• What needs to be done
Make an exact copy of the entries that come next.

• Supplied data
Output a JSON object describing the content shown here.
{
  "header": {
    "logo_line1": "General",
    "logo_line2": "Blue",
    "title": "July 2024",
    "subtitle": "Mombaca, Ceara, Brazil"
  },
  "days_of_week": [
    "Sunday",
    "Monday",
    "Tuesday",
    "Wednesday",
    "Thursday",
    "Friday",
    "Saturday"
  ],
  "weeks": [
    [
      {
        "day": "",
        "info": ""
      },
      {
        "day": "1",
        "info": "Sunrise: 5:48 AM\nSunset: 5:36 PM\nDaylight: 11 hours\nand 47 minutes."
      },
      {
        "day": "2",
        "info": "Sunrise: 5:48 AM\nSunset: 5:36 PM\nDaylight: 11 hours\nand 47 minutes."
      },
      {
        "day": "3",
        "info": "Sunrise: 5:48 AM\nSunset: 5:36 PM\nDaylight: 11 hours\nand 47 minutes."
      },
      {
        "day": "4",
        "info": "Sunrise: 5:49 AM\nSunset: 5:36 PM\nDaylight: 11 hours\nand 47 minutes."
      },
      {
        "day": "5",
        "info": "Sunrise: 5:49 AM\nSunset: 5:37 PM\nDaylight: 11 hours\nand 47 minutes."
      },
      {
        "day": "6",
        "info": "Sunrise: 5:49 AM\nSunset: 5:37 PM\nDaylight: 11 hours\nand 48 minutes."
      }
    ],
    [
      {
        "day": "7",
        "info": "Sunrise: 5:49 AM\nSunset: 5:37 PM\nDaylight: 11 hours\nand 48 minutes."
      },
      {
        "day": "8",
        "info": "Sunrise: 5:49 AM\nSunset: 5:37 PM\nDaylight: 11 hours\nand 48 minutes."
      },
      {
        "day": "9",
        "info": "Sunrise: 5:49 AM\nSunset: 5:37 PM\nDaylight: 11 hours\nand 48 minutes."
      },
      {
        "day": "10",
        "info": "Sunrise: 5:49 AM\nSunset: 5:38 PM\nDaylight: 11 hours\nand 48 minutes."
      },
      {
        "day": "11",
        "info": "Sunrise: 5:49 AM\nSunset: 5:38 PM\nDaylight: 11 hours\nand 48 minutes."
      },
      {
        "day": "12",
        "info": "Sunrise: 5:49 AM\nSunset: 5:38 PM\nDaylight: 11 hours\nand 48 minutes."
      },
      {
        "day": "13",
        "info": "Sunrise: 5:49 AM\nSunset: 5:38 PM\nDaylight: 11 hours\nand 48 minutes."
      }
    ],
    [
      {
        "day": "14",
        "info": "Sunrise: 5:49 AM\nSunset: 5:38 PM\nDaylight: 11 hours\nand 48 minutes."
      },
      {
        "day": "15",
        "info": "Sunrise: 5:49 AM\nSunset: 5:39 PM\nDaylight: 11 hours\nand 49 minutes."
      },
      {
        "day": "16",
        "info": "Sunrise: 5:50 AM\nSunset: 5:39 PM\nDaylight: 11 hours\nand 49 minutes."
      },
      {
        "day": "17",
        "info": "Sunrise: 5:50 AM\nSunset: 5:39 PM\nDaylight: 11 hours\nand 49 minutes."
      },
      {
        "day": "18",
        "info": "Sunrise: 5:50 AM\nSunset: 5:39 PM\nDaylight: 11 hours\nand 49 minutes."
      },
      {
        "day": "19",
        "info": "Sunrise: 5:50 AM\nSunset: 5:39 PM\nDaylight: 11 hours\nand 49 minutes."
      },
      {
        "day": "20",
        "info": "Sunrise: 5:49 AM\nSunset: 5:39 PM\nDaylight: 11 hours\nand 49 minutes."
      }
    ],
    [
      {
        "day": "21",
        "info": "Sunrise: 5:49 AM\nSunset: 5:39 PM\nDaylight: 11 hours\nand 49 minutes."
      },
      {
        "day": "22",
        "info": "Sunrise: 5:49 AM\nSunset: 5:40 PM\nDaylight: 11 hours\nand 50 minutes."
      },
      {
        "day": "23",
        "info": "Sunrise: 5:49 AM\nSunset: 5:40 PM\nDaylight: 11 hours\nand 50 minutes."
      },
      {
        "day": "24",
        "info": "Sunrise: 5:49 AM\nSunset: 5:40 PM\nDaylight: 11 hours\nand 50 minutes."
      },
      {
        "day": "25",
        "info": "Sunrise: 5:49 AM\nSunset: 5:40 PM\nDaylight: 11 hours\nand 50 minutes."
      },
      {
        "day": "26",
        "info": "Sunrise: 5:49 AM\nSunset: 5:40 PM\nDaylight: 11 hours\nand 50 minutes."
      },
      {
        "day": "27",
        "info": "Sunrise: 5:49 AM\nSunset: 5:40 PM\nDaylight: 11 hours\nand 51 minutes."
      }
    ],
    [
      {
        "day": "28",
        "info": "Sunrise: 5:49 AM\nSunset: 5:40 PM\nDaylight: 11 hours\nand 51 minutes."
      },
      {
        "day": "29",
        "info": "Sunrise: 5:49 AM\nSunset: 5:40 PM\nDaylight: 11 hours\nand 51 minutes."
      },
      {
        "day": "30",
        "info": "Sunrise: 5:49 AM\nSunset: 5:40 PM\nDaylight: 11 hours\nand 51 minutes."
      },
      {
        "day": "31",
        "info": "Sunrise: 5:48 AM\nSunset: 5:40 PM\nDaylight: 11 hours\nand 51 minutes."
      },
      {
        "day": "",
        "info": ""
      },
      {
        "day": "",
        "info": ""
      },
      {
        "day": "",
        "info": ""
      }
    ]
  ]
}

• The answer
Output a JSON object describing the content shown here.
{
  "header": {
    "logo_line1": "General",
    "logo_line2": "Blue",
    "title": "July 2024",
    "subtitle": "Mombaca, Ceara, Brazil"
  },
  "days_of_week": [
    "Sunday",
    "Monday",
    "Tuesday",
    "Wednesday",
    "Thursday",
    "Friday",
    "Saturday"
  ],
  "weeks": [
    [
      {
        "day": "",
        "info": ""
      },
      {
        "day": "1",
        "info": "Sunrise: 5:48 AM\nSunset: 5:36 PM\nDaylight: 11 hours\nand 47 minutes."
      },
      {
        "day": "2",
        "info": "Sunrise: 5:48 AM\nSunset: 5:36 PM\nDaylight: 11 hours\nand 47 minutes."
      },
      {
        "day": "3",
        "info": "Sunrise: 5:48 AM\nSunset: 5:36 PM\nDaylight: 11 hours\nand 47 minutes."
      },
      {
        "day": "4",
        "info": "Sunrise: 5:49 AM\nSunset: 5:36 PM\nDaylight: 11 hours\nand 47 minutes."
      },
      {
        "day": "5",
        "info": "Sunrise: 5:49 AM\nSunset: 5:37 PM\nDaylight: 11 hours\nand 47 minutes."
      },
      {
        "day": "6",
        "info": "Sunrise: 5:49 AM\nSunset: 5:37 PM\nDaylight: 11 hours\nand 48 minutes."
      }
    ],
    [
      {
        "day": "7",
        "info": "Sunrise: 5:49 AM\nSunset: 5:37 PM\nDaylight: 11 hours\nand 48 minutes."
      },
      {
        "day": "8",
        "info": "Sunrise: 5:49 AM\nSunset: 5:37 PM\nDaylight: 11 hours\nand 48 minutes."
      },
      {
        "day": "9",
        "info": "Sunrise: 5:49 AM\nSunset: 5:37 PM\nDaylight: 11 hours\nand 48 minutes."
      },
      {
        "day": "10",
        "info": "Sunrise: 5:49 AM\nSunset: 5:38 PM\nDaylight: 11 hours\nand 48 minutes."
      },
      {
        "day": "11",
        "info": "Sunrise: 5:49 AM\nSunset: 5:38 PM\nDaylight: 11 hours\nand 48 minutes."
      },
      {
        "day": "12",
        "info": "Sunrise: 5:49 AM\nSunset: 5:38 PM\nDaylight: 11 hours\nand 48 minutes."
      },
      {
        "day": "13",
        "info": "Sunrise: 5:49 AM\nSunset: 5:38 PM\nDaylight: 11 hours\nand 48 minutes."
      }
    ],
    [
      {
        "day": "14",
        "info": "Sunrise: 5:49 AM\nSunset: 5:38 PM\nDaylight: 11 hours\nand 48 minutes."
      },
      {
        "day": "15",
        "info": "Sunrise: 5:49 AM\nSunset: 5:39 PM\nDaylight: 11 hours\nand 49 minutes."
      },
      {
        "day": "16",
        "info": "Sunrise: 5:50 AM\nSunset: 5:39 PM\nDaylight: 11 hours\nand 49 minutes."
      },
      {
        "day": "17",
        "info": "Sunrise: 5:50 AM\nSunset: 5:39 PM\nDaylight: 11 hours\nand 49 minutes."
      },
      {
        "day": "18",
        "info": "Sunrise: 5:50 AM\nSunset: 5:39 PM\nDaylight: 11 hours\nand 49 minutes."
      },
      {
        "day": "19",
        "info": "Sunrise: 5:50 AM\nSunset: 5:39 PM\nDaylight: 11 hours\nand 49 minutes."
      },
      {
        "day": "20",
        "info": "Sunrise: 5:49 AM\nSunset: 5:39 PM\nDaylight: 11 hours\nand 49 minutes."
      }
    ],
    [
      {
        "day": "21",
        "info": "Sunrise: 5:49 AM\nSunset: 5:39 PM\nDaylight: 11 hours\nand 49 minutes."
      },
      {
        "day": "22",
        "info": "Sunrise: 5:49 AM\nSunset: 5:40 PM\nDaylight: 11 hours\nand 50 minutes."
      },
      {
        "day": "23",
        "info": "Sunrise: 5:49 AM\nSunset: 5:40 PM\nDaylight: 11 hours\nand 50 minutes."
      },
      {
        "day": "24",
        "info": "Sunrise: 5:49 AM\nSunset: 5:40 PM\nDaylight: 11 hours\nand 50 minutes."
      },
      {
        "day": "25",
        "info": "Sunrise: 5:49 AM\nSunset: 5:40 PM\nDaylight: 11 hours\nand 50 minutes."
      },
      {
        "day": "26",
        "info": "Sunrise: 5:49 AM\nSunset: 5:40 PM\nDaylight: 11 hours\nand 50 minutes."
      },
      {
        "day": "27",
        "info": "Sunrise: 5:49 AM\nSunset: 5:40 PM\nDaylight: 11 hours\nand 51 minutes."
      }
    ],
    [
      {
        "day": "28",
        "info": "Sunrise: 5:49 AM\nSunset: 5:40 PM\nDaylight: 11 hours\nand 51 minutes."
      },
      {
        "day": "29",
        "info": "Sunrise: 5:49 AM\nSunset: 5:40 PM\nDaylight: 11 hours\nand 51 minutes."
      },
      {
        "day": "30",
        "info": "Sunrise: 5:49 AM\nSunset: 5:40 PM\nDaylight: 11 hours\nand 51 minutes."
      },
      {
        "day": "31",
        "info": "Sunrise: 5:48 AM\nSunset: 5:40 PM\nDaylight: 11 hours\nand 51 minutes."
      },
      {
        "day": "",
        "info": ""
      },
      {
        "day": "",
        "info": ""
      },
      {
        "day": "",
        "info": ""
      }
    ]
  ]
}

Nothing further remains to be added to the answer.